- **Task instructions**
Work through the entries below line by line and give the number of lines with the string "step", nothing else.

- **Extracted data**
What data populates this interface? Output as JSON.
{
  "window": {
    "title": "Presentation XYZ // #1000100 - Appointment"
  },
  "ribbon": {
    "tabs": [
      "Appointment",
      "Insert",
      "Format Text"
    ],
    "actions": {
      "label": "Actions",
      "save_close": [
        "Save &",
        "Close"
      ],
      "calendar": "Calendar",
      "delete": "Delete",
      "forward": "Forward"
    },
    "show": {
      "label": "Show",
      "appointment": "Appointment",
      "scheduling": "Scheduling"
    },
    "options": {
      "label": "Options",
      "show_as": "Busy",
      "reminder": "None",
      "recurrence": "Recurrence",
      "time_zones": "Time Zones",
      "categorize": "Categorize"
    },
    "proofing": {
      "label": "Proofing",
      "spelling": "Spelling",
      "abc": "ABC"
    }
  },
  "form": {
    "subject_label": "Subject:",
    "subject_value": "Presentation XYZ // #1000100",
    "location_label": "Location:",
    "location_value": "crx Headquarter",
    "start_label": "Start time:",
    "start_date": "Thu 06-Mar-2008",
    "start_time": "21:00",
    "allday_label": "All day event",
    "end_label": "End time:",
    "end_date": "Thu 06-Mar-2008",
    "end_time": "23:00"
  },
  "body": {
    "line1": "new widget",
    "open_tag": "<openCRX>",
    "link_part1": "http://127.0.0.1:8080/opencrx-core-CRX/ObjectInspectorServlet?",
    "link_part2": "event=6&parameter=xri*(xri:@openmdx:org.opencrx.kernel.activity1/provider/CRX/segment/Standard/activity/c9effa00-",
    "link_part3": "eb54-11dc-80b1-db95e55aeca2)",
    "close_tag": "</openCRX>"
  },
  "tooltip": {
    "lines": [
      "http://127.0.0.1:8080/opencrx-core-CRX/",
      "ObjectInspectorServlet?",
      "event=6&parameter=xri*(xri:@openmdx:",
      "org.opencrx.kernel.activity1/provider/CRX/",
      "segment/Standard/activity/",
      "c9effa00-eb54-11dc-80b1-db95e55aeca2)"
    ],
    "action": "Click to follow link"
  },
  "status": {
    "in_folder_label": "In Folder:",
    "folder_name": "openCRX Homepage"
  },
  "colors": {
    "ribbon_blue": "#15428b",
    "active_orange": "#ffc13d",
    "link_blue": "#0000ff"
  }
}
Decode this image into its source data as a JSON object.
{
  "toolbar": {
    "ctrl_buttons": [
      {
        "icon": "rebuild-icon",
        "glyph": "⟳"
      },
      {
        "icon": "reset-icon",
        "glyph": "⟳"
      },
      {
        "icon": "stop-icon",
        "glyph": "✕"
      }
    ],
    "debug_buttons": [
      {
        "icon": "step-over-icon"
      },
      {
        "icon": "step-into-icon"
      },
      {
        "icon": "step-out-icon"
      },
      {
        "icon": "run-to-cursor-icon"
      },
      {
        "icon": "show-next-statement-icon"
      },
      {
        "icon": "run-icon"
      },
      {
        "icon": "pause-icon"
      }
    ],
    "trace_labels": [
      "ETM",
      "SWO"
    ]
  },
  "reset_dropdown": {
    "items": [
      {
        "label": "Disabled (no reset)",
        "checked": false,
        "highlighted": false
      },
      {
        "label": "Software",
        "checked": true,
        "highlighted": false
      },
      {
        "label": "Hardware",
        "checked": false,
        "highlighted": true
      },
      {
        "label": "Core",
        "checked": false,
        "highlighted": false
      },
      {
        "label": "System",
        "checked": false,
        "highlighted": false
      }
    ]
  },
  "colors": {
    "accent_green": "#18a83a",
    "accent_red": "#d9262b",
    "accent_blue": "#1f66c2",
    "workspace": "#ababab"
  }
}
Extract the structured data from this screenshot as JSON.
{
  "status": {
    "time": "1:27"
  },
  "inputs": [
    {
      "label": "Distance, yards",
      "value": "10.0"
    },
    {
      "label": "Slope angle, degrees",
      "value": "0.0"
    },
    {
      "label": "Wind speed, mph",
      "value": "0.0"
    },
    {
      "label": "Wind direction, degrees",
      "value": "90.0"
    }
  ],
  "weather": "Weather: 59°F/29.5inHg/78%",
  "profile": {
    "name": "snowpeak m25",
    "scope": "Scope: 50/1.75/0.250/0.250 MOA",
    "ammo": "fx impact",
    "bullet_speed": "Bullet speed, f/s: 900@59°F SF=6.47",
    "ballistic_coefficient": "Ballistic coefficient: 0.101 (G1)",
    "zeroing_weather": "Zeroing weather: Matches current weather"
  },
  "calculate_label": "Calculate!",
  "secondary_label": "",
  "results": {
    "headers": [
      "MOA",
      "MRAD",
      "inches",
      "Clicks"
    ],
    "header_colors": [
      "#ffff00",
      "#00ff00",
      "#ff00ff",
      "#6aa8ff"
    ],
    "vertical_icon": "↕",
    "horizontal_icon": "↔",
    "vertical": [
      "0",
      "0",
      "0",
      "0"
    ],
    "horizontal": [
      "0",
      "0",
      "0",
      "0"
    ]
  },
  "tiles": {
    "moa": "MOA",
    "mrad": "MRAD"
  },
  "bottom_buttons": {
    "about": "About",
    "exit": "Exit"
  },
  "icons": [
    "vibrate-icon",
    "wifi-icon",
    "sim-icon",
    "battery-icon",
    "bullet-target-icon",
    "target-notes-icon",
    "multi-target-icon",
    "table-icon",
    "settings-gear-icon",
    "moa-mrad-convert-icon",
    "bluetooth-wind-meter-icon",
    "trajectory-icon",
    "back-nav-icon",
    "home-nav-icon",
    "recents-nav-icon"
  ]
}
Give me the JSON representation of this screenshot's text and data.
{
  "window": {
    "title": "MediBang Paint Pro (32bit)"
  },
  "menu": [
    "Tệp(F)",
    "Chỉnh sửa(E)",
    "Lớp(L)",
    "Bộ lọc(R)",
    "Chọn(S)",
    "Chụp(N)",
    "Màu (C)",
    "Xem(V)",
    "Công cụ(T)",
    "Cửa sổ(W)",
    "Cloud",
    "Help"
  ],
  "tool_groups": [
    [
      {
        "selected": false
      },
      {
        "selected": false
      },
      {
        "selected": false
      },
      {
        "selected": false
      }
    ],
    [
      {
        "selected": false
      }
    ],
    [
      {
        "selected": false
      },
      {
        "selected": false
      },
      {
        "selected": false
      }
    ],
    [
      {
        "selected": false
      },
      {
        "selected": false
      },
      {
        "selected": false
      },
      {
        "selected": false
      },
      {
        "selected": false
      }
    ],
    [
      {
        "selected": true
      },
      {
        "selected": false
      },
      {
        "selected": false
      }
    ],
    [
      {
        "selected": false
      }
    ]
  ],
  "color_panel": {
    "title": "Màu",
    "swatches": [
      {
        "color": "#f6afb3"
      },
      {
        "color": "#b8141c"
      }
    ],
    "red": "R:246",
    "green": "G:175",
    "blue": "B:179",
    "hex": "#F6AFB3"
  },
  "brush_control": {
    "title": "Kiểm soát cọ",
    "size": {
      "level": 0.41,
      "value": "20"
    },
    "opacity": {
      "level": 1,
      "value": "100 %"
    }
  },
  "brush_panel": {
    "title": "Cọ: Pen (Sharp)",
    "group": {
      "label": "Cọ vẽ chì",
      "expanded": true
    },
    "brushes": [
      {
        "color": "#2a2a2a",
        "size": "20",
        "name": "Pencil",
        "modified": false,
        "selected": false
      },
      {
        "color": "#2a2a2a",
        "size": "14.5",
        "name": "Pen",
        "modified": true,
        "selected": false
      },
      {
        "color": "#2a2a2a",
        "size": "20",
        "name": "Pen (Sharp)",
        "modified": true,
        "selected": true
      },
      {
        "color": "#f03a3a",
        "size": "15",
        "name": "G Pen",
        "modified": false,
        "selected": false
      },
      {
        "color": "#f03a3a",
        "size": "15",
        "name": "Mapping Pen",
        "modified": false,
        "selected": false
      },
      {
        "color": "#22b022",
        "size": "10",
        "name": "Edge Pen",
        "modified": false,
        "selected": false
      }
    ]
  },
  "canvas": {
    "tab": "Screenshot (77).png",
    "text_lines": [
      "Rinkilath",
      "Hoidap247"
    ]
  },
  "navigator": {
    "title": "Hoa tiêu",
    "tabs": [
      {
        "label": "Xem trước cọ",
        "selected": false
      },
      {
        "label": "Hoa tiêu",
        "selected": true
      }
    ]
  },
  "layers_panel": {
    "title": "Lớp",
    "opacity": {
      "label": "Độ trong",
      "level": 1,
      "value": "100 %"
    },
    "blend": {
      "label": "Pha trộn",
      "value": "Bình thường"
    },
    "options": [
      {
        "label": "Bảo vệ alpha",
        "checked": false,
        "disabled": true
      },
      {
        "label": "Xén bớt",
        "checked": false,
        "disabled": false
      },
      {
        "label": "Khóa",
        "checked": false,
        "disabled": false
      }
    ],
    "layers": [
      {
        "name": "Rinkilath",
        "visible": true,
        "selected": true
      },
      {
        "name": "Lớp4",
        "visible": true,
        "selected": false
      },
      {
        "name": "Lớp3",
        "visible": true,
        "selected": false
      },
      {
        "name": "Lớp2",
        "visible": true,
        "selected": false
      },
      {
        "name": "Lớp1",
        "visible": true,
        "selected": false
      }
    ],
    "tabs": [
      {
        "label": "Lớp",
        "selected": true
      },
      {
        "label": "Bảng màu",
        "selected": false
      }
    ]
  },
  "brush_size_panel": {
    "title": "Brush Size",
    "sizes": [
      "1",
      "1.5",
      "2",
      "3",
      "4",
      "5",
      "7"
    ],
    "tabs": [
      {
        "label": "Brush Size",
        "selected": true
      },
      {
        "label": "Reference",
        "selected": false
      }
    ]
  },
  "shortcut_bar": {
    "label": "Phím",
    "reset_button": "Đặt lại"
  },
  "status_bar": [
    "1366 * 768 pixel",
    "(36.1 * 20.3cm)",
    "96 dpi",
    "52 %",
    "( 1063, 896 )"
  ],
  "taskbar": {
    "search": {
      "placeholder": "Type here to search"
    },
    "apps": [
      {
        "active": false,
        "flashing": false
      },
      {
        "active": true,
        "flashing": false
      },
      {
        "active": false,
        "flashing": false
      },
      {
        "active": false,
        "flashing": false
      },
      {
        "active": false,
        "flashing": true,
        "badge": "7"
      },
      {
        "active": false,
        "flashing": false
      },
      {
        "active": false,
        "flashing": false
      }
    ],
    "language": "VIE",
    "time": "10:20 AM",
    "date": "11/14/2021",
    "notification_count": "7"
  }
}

- **Task result**
3